- Exercise details
Start at the first record below and retype through the last, exactly.

- Dataset rows for apps and sites
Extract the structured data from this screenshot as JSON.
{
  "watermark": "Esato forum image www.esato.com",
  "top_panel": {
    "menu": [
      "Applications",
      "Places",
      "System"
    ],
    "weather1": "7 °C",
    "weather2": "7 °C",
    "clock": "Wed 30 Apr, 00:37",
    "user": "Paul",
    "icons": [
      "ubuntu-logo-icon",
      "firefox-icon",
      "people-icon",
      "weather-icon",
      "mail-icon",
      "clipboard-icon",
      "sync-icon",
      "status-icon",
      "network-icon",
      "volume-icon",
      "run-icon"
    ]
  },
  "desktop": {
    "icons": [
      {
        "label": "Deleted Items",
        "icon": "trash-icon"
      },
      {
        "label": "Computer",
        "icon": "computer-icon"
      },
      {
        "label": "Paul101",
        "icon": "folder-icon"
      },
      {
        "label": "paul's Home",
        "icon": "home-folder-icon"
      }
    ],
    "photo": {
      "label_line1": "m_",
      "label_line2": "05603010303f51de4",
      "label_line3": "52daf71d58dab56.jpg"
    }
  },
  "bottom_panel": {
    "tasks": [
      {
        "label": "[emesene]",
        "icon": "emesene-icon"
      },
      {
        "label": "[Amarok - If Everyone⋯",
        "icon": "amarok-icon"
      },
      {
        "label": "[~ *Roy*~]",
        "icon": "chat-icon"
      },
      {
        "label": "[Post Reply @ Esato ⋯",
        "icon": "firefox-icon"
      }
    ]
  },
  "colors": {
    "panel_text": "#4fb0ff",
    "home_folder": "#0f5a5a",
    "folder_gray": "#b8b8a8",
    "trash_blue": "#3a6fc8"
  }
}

- The completed task
Extract the structured data from this screenshot as JSON.
{
  "watermark": "Esato forum image www.esato.com",
  "top_panel": {
    "menu": [
      "Applications",
      "Places",
      "System"
    ],
    "weather1": "7 °C",
    "weather2": "7 °C",
    "clock": "Wed 30 Apr, 00:37",
    "user": "Paul",
    "icons": [
      "ubuntu-logo-icon",
      "firefox-icon",
      "people-icon",
      "weather-icon",
      "mail-icon",
      "clipboard-icon",
      "sync-icon",
      "status-icon",
      "network-icon",
      "volume-icon",
      "run-icon"
    ]
  },
  "desktop": {
    "icons": [
      {
        "label": "Deleted Items",
        "icon": "trash-icon"
      },
      {
        "label": "Computer",
        "icon": "computer-icon"
      },
      {
        "label": "Paul101",
        "icon": "folder-icon"
      },
      {
        "label": "paul's Home",
        "icon": "home-folder-icon"
      }
    ],
    "photo": {
      "label_line1": "m_",
      "label_line2": "05603010303f51de4",
      "label_line3": "52daf71d58dab56.jpg"
    }
  },
  "bottom_panel": {
    "tasks": [
      {
        "label": "[emesene]",
        "icon": "emesene-icon"
      },
      {
        "label": "[Amarok - If Everyone⋯",
        "icon": "amarok-icon"
      },
      {
        "label": "[~ *Roy*~]",
        "icon": "chat-icon"
      },
      {
        "label": "[Post Reply @ Esato ⋯",
        "icon": "firefox-icon"
      }
    ]
  },
  "colors": {
    "panel_text": "#4fb0ff",
    "home_folder": "#0f5a5a",
    "folder_gray": "#b8b8a8",
    "trash_blue": "#3a6fc8"
  }
}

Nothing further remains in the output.